The world’s second largest fashion retailer, H&M, is facing a significant reduction in its profit outlook. The bleak outlook is due largely to changing currency valuations and their impact on the firm’s supply chain.
Despite rapidly increasing sales figures, the firm has warned of a “very negative” impact to its bottom line based on the growing strength of the US dollar.
H&M has suggested that the strengthening US dollar will cause second quarter profit figures to take a significant hit. It’s also likely that these troubles will continue into the second half of the year as analysts suggest the value of the US dollar will continue to improve against most other currencies.
The currency exposure the firm is facing is due to the structure of its supply contracts. H&M sources the majority of its products from Asian markets. The contracts for these garments are agreed and signed in US dollars. However most of the retailer’s sales take place in the European market and are conducted in either Euros or Pounds.
It therefore follows that as the value of the US dollar increases against the Euro and the Pound, the cost of H&M’s garments and raw materials experience a relative increase. This means that unless the firm elects to increase in-store pricing, the margin it makes from selling each garment reduces. Clearly, this has a detrimental impact on the firm’s profitability.
One would imagine that the procurement and supply chain departments at H&M identified this currency exposure some time ago and have established a form of currency hedging as means to minimise its impact.
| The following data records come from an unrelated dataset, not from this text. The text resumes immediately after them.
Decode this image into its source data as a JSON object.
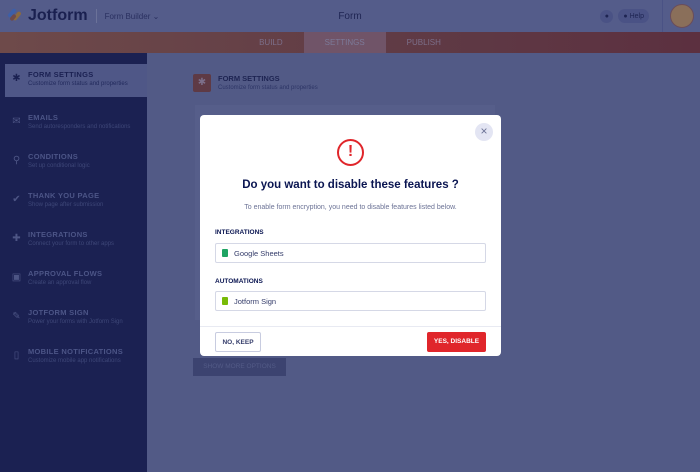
{
  "header": {
    "logo": "Jotform",
    "product": "Form Builder",
    "title": "Form",
    "help": "Help"
  },
  "tabs": [
    {
      "label": "BUILD"
    },
    {
      "label": "SETTINGS"
    },
    {
      "label": "PUBLISH"
    }
  ],
  "sidebar": {
    "items": [
      {
        "title": "FORM SETTINGS",
        "subtitle": "Customize form status and properties",
        "icon": "gear-icon"
      },
      {
        "title": "EMAILS",
        "subtitle": "Send autoresponders and notifications",
        "icon": "envelope-icon"
      },
      {
        "title": "CONDITIONS",
        "subtitle": "Set up conditional logic",
        "icon": "flow-icon"
      },
      {
        "title": "THANK YOU PAGE",
        "subtitle": "Show page after submission",
        "icon": "check-circle-icon"
      },
      {
        "title": "INTEGRATIONS",
        "subtitle": "Connect your form to other apps",
        "icon": "puzzle-icon"
      },
      {
        "title": "APPROVAL FLOWS",
        "subtitle": "Create an approval flow",
        "icon": "approval-icon"
      },
      {
        "title": "JOTFORM SIGN",
        "subtitle": "Power your forms with Jotform Sign",
        "icon": "pen-icon"
      },
      {
        "title": "MOBILE NOTIFICATIONS",
        "subtitle": "Customize mobile app notifications",
        "icon": "mobile-icon"
      }
    ]
  },
  "main": {
    "title": "FORM SETTINGS",
    "subtitle": "Customize form status and properties",
    "show_more": "SHOW MORE OPTIONS"
  },
  "modal": {
    "title": "Do you want to disable these features ?",
    "subtitle": "To enable form encryption, you need to disable features listed below.",
    "sections": [
      {
        "label": "INTEGRATIONS",
        "item": "Google Sheets",
        "color": "#1fa463"
      },
      {
        "label": "AUTOMATIONS",
        "item": "Jotform Sign",
        "color": "#78bb07"
      }
    ],
    "cancel": "NO, KEEP",
    "confirm": "YES, DISABLE"
  }
}
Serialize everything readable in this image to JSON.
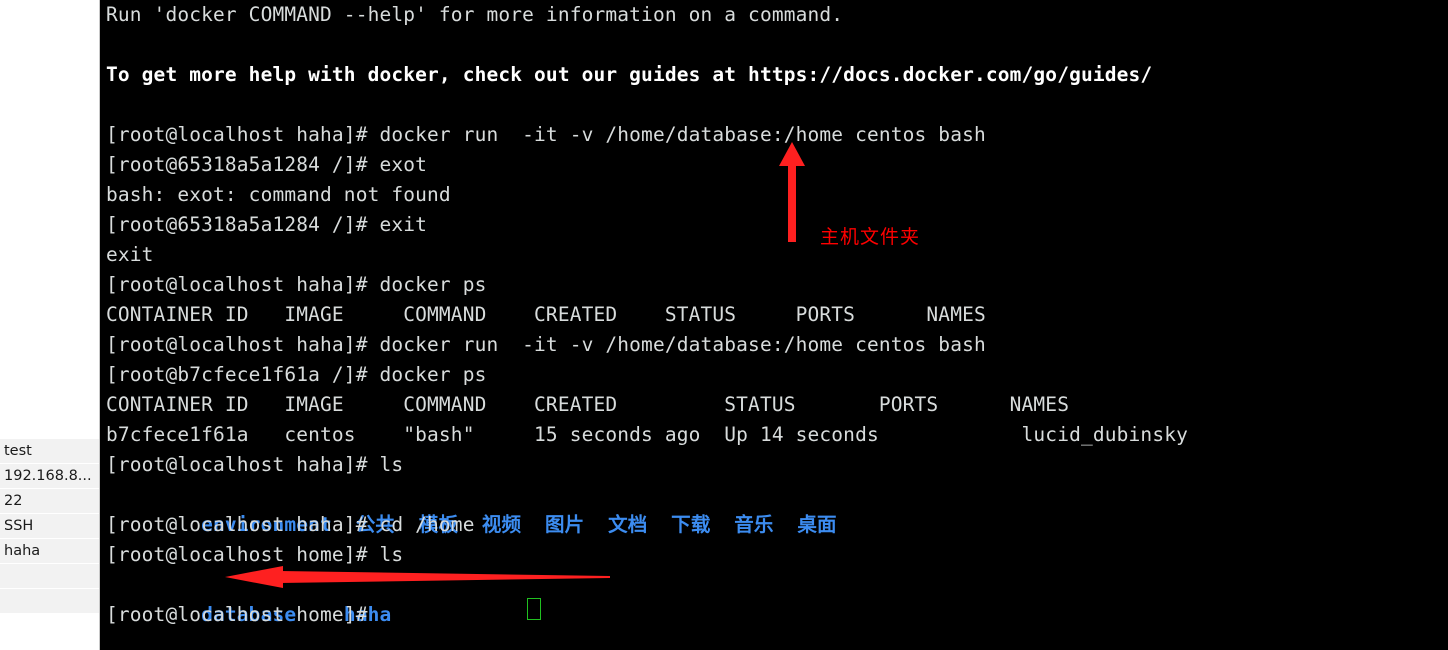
{
  "session_panel": {
    "rows": [
      {
        "label": "test"
      },
      {
        "label": "192.168.8..."
      },
      {
        "label": "22"
      },
      {
        "label": "SSH"
      },
      {
        "label": "haha"
      },
      {
        "label": ""
      },
      {
        "label": ""
      }
    ]
  },
  "terminal": {
    "prompt_host": "[root@localhost haha]#",
    "lines": [
      {
        "text": "Run 'docker COMMAND --help' for more information on a command.",
        "style": "normal"
      },
      {
        "text": "",
        "style": "normal"
      },
      {
        "text": "To get more help with docker, check out our guides at https://docs.docker.com/go/guides/",
        "style": "bold"
      },
      {
        "text": "",
        "style": "normal"
      },
      {
        "text": "[root@localhost haha]# docker run  -it -v /home/database:/home centos bash",
        "style": "normal"
      },
      {
        "text": "[root@65318a5a1284 /]# exot",
        "style": "normal"
      },
      {
        "text": "bash: exot: command not found",
        "style": "normal"
      },
      {
        "text": "[root@65318a5a1284 /]# exit",
        "style": "normal"
      },
      {
        "text": "exit",
        "style": "normal"
      },
      {
        "text": "[root@localhost haha]# docker ps",
        "style": "normal"
      },
      {
        "text": "CONTAINER ID   IMAGE     COMMAND    CREATED    STATUS     PORTS      NAMES",
        "style": "normal"
      },
      {
        "text": "[root@localhost haha]# docker run  -it -v /home/database:/home centos bash",
        "style": "normal"
      },
      {
        "text": "[root@b7cfece1f61a /]# docker ps",
        "style": "normal"
      },
      {
        "text": "CONTAINER ID   IMAGE     COMMAND    CREATED         STATUS       PORTS      NAMES",
        "style": "normal"
      },
      {
        "text": "b7cfece1f61a   centos    \"bash\"     15 seconds ago  Up 14 seconds            lucid_dubinsky",
        "style": "normal"
      },
      {
        "text": "[root@localhost haha]# ls",
        "style": "normal"
      },
      {
        "text": "LS_OUTPUT_HOME",
        "style": "special-ls-home"
      },
      {
        "text": "[root@localhost haha]# cd /home",
        "style": "normal"
      },
      {
        "text": "[root@localhost home]# ls",
        "style": "normal"
      },
      {
        "text": "LS_OUTPUT_DB",
        "style": "special-ls-db"
      },
      {
        "text": "[root@localhost home]# ",
        "style": "normal"
      }
    ],
    "ls_home_entries": [
      "environment",
      "公共",
      "模板",
      "视频",
      "图片",
      "文档",
      "下载",
      "音乐",
      "桌面"
    ],
    "ls_home_rendered": "environment  公共  模板  视频  图片  文档  下载  音乐  桌面",
    "ls_home_dir_color": "#3c8cf0",
    "ls_db_entries": [
      "database",
      "haha"
    ],
    "ls_db_rendered": "database  haha",
    "docker_ps_first": {
      "headers": [
        "CONTAINER ID",
        "IMAGE",
        "COMMAND",
        "CREATED",
        "STATUS",
        "PORTS",
        "NAMES"
      ],
      "rows": []
    },
    "docker_ps_second": {
      "headers": [
        "CONTAINER ID",
        "IMAGE",
        "COMMAND",
        "CREATED",
        "STATUS",
        "PORTS",
        "NAMES"
      ],
      "rows": [
        [
          "b7cfece1f61a",
          "centos",
          "\"bash\"",
          "15 seconds ago",
          "Up 14 seconds",
          "",
          "lucid_dubinsky"
        ]
      ]
    },
    "cursor": {
      "shape": "hollow-block",
      "color": "#20c020"
    },
    "background": "#000000",
    "foreground": "#d8dcdc"
  },
  "annotations": {
    "host_folder_label": "主机文件夹",
    "color": "#fe0000",
    "up_arrow_name": "points to /home/database host path",
    "left_arrow_name": "points to haha directory"
  }
}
But, it should certainly prompt questions in the minds of procurement and supply chain managers with cross currency operations to take a closer look at their currency exposure.